What is expected →
All lines holding the string "progress" should be copied from the data below.

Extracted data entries
###
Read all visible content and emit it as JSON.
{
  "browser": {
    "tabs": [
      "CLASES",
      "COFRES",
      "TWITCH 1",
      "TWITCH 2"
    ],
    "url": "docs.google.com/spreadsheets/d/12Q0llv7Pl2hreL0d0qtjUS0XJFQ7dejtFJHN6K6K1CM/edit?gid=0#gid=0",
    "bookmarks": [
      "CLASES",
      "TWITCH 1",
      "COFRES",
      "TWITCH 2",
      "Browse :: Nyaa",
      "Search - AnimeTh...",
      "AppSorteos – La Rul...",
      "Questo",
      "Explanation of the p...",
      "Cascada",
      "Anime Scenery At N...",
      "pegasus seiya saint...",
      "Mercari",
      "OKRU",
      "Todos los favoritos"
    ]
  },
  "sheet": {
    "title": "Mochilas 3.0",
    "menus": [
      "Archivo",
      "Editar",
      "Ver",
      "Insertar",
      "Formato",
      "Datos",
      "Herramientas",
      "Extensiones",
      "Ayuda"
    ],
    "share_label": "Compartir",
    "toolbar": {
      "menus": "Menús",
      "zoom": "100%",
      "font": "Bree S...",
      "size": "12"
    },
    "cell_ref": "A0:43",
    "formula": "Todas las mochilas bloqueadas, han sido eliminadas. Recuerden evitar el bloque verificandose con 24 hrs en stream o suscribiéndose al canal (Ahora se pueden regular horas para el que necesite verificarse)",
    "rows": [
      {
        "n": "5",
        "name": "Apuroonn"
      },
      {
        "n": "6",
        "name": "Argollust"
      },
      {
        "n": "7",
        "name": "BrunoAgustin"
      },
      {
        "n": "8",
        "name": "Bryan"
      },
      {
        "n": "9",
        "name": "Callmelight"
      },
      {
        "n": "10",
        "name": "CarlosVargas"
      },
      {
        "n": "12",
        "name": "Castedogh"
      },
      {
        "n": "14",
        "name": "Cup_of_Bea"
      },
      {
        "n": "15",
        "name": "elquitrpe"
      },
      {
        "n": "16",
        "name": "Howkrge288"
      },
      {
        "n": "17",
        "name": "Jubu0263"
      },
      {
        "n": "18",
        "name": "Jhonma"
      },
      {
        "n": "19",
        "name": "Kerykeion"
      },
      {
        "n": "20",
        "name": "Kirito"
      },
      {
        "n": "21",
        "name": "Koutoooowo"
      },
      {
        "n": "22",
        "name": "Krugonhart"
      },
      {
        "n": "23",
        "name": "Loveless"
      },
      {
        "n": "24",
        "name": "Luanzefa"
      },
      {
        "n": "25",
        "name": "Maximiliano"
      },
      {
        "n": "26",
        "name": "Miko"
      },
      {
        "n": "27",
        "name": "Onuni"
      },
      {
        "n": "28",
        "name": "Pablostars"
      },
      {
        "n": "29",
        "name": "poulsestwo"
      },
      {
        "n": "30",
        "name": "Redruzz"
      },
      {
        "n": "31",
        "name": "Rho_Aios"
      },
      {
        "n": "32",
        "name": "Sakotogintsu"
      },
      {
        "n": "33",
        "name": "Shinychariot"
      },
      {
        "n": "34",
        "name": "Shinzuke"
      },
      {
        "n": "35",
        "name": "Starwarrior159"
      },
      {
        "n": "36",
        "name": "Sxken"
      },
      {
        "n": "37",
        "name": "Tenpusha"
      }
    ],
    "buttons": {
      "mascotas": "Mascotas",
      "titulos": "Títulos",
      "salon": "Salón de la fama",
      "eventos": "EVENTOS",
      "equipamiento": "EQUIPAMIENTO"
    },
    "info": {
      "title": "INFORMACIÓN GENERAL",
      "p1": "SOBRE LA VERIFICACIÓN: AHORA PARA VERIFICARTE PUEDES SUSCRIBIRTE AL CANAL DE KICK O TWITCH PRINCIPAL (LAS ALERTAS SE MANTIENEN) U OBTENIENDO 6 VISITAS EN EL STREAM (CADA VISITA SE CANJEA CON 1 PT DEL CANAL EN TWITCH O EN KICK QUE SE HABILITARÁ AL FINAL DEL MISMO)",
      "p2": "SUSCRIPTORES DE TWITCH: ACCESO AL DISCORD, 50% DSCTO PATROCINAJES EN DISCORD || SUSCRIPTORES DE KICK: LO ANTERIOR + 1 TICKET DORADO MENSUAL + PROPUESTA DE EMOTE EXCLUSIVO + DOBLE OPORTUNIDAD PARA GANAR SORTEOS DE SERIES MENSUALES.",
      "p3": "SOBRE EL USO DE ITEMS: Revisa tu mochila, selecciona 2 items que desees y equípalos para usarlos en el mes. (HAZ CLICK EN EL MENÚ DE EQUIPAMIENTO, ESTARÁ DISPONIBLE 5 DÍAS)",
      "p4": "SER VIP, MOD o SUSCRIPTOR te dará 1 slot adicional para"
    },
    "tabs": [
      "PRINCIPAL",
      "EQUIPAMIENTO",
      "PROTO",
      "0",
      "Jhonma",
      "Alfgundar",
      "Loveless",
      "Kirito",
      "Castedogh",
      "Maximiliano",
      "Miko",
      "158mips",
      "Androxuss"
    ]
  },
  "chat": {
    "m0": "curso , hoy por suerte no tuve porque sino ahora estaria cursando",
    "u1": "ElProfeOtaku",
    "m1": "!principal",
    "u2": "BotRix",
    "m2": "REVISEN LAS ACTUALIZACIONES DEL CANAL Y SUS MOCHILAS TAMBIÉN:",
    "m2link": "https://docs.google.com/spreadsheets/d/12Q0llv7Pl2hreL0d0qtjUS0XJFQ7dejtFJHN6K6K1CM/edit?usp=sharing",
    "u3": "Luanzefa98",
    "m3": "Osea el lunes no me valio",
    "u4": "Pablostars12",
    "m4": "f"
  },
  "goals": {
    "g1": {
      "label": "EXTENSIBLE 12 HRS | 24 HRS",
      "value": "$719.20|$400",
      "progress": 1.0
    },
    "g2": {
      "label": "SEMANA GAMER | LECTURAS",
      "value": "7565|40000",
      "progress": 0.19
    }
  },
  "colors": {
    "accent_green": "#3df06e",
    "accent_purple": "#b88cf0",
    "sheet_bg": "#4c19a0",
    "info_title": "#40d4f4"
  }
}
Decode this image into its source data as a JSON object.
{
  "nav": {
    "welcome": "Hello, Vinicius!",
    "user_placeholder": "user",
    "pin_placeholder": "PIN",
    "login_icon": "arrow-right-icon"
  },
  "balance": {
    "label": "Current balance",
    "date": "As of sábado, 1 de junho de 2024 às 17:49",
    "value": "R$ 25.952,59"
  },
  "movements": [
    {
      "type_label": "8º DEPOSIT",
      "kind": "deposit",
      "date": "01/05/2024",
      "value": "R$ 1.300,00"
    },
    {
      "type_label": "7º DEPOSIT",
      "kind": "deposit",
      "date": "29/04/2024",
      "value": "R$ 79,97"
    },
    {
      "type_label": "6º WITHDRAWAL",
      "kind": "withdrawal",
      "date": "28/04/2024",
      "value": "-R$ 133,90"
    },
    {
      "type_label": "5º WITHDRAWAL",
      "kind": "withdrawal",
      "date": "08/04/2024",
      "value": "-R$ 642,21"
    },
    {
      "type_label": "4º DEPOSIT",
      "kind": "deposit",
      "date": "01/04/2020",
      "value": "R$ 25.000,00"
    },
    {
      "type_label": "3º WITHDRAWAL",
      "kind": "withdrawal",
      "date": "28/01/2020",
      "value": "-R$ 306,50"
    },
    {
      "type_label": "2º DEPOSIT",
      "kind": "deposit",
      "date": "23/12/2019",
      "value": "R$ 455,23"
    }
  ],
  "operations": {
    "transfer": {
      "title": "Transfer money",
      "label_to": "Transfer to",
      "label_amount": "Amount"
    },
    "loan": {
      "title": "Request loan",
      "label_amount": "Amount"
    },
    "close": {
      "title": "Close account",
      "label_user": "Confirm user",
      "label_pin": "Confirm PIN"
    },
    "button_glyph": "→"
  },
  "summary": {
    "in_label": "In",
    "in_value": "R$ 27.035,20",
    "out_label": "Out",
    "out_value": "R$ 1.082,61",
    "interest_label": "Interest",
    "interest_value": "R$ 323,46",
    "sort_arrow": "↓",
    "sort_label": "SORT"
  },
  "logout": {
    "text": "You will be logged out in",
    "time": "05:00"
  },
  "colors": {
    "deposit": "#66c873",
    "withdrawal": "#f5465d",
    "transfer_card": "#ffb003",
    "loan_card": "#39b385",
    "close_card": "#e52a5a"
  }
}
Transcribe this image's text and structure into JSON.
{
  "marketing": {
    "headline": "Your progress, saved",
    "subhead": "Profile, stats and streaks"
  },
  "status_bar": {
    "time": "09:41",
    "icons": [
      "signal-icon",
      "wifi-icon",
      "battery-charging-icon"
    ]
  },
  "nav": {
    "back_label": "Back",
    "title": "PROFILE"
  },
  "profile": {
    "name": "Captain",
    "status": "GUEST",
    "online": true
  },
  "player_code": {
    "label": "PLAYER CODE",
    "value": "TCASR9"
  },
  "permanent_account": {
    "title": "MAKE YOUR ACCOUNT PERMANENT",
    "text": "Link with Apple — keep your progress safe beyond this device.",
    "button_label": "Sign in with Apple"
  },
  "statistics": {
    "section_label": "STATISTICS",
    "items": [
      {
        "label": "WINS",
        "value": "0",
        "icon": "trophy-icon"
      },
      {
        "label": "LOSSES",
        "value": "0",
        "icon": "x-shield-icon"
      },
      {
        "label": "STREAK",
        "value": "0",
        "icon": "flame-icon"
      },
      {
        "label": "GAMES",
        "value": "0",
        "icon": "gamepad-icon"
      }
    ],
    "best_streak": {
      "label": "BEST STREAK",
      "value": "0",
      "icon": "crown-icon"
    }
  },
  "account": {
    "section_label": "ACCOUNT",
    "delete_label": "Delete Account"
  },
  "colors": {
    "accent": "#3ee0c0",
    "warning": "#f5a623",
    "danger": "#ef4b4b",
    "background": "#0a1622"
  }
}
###
Expected answer →
      "progress": 1.0
      "progress": 0.19
    "headline": "Your progress, saved",
    "text": "Link with Apple — keep your progress safe beyond this device.",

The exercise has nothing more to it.